Seized tanker sold for US$29m
Samho Dream, a supertanker under arrest in Hong Kong since October for non-payment of a bank loan, has been sold at auction for US$29 million, a fraction of the US$137.5 million the distressed South Korean owner paid for the ship in 2008.
The ship was bought on Wednesday by London's Embiricos Shipbrokers on behalf of the owner of a Greek ship management company. The shipbroker confirmed it acted as agent for the new owner, which it declined to name. The buyer is thought to be linked to the Embiricos shipping dynasty, one of Greece's largest shipowners.
Hong Kong shipbrokers estimated the ship was worth US$35 million to US$40 million before the vessel was sold in an auction ordered by the court last month.
One shipping executive thought up to US$5 million would be needed to clean and overhaul the ship, but even given this cost, the vessel is still seen as good value.
'The new owner has got itself something of a bargain - it's a good ship.'
Seven bids were received when tenders closed on Wednesday, but all were under the US$30 million reserve price fixed after two valuations of the tanker by a shipbroker and surveyor.
After consultations between Admiralty judge Mr Justice Anselmo Reyes and chief bailiff Sunny Kwan Sek-nam, it was decided to sell the ship rather than seek new valuations and tenders.
The ship hit the headlines in November 2010 when Samho paid a record US$9.5 million to get the hijacked tanker and 24 crew members freed from Somali pirates.
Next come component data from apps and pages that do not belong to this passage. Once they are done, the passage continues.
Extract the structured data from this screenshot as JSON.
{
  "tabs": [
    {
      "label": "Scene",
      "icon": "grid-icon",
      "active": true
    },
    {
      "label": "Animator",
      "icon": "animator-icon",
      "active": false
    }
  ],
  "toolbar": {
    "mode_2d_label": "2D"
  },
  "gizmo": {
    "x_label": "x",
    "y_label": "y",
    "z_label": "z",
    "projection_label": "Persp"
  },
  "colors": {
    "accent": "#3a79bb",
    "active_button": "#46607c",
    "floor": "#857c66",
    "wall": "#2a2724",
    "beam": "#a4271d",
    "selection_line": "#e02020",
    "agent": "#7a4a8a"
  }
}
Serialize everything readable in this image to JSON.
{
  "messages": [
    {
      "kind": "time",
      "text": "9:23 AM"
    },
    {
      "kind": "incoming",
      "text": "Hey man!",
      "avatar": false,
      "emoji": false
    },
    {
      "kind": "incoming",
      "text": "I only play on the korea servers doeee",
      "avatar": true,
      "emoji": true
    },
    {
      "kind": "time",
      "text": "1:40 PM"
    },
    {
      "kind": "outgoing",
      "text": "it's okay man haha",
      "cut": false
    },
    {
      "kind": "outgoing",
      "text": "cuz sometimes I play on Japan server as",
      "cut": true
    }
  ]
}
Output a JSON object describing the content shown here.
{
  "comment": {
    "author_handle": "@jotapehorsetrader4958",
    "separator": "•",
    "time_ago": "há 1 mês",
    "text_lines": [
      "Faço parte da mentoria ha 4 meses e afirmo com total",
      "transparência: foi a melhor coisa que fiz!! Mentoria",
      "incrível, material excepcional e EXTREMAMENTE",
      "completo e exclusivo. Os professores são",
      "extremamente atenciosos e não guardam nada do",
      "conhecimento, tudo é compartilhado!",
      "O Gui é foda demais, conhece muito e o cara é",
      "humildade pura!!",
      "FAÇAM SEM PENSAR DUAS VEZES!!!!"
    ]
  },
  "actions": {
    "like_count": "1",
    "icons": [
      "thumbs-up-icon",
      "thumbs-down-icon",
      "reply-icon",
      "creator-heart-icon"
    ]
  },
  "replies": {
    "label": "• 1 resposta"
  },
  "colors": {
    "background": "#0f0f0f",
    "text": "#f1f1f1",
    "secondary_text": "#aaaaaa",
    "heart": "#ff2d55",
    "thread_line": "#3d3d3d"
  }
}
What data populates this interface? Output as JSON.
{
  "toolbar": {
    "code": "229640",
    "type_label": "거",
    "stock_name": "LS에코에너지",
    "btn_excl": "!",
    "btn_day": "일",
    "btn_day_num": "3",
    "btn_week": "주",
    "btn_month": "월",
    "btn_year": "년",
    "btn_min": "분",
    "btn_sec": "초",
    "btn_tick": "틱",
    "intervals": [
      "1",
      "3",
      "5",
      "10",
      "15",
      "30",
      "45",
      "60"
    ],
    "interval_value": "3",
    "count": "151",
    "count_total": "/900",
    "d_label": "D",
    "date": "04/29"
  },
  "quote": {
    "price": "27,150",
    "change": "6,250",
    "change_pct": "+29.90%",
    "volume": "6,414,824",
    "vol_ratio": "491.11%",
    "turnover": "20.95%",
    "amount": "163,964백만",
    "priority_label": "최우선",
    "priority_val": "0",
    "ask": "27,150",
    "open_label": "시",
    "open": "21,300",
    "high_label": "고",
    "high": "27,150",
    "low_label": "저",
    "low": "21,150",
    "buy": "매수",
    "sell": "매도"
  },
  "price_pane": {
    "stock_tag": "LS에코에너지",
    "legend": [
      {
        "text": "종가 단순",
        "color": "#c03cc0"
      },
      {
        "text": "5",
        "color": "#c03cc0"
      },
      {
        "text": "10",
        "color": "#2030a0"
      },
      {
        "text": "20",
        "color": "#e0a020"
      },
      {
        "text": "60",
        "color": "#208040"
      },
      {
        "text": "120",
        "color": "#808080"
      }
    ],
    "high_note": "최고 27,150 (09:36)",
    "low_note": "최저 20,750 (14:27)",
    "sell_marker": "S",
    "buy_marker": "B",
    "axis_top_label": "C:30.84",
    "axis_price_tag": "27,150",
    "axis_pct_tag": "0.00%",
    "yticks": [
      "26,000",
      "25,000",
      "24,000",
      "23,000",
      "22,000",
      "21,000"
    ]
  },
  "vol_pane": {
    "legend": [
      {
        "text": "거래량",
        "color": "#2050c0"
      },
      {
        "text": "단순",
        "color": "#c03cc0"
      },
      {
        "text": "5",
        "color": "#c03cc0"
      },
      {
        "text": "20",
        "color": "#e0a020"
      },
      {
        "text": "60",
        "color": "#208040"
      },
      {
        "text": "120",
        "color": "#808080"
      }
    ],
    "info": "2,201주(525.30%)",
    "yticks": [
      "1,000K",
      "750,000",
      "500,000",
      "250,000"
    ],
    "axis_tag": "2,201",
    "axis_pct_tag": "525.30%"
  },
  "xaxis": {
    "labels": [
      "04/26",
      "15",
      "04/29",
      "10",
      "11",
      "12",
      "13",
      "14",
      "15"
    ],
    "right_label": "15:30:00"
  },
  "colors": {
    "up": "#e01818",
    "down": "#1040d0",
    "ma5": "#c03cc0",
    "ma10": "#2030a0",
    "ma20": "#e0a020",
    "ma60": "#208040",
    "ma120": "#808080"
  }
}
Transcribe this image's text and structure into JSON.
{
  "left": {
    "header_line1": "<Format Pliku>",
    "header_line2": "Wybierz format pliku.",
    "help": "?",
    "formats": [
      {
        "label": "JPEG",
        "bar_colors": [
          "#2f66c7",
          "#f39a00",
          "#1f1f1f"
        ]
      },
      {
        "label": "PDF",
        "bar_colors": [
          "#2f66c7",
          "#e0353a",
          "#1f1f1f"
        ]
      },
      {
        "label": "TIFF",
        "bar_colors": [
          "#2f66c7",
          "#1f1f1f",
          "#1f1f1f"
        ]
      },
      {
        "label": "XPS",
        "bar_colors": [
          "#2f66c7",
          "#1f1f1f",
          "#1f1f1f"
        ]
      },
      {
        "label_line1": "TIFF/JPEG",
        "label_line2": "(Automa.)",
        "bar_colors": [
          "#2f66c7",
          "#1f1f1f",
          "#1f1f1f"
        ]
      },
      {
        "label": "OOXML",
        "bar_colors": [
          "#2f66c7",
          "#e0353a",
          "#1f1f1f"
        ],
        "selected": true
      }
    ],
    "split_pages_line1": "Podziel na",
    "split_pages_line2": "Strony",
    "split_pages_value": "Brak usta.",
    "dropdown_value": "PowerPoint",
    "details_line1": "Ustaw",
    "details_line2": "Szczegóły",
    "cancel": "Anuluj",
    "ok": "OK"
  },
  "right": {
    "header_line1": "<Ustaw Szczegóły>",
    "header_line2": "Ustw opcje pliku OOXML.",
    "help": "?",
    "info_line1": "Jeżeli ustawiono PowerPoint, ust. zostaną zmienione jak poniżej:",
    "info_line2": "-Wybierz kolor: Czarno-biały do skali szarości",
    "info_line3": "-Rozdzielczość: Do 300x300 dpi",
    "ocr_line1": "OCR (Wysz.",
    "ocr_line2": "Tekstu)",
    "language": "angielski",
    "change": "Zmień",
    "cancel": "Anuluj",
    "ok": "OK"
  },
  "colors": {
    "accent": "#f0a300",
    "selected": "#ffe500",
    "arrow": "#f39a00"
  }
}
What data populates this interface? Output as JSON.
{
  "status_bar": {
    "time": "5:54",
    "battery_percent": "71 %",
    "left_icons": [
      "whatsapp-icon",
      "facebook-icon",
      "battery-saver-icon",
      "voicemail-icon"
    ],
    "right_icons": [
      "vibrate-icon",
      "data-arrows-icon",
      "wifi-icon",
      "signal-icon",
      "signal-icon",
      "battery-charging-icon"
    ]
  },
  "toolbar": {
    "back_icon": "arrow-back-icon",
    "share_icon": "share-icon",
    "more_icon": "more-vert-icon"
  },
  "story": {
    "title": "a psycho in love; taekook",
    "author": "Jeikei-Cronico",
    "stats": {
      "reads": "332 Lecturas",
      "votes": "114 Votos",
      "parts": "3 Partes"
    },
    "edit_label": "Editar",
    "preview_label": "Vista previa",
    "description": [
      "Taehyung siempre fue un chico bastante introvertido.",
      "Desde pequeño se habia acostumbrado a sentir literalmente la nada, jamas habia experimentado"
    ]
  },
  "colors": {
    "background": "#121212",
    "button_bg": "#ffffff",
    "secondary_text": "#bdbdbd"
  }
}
The tanker was transporting crude oil from Iraq to the United States when it was hijacked in April 2010.
Samho acquired the 319,360 deadweight tonne very large crude carrier at the height of the shipping boom in early 2008 from Greek shipowner Dynacom using a US$120 million loan from a syndicate led by South Korea's Shinhan Bank.
It was partly the high ransom payment coupled with the loss of revenue during the ship's seven-month seizure by pirates and financial problems at Samho's shipbuilding business that led to problems repaying the loan.
Lawyers from the Hong Kong office of Holman Fenwick Willan, acting on behalf of Shinhan Bank, had the tanker arrested on arrival in Hong Kong on October 18 last year.
Samho filed for bankruptcy protection in April last year after it posted a net loss of 65.2 billion won (HK$445.4 billion) on revenue of 196.7 billion won for 2010.
Built in 2002, the Samho Dream was the last of five ships owned by Samho Shipping arrested in Hong Kong for non-payment of bank loans. The four other ships were also sold at court-ordered auctions.
They include two smaller 13,153 dwt chemical and petroleum products tankers, the former Samho Cordelia and Samho Gloria, that were bought by specialist tanker company Navig8 and now managed by Hong Kong's Univan Ship Management.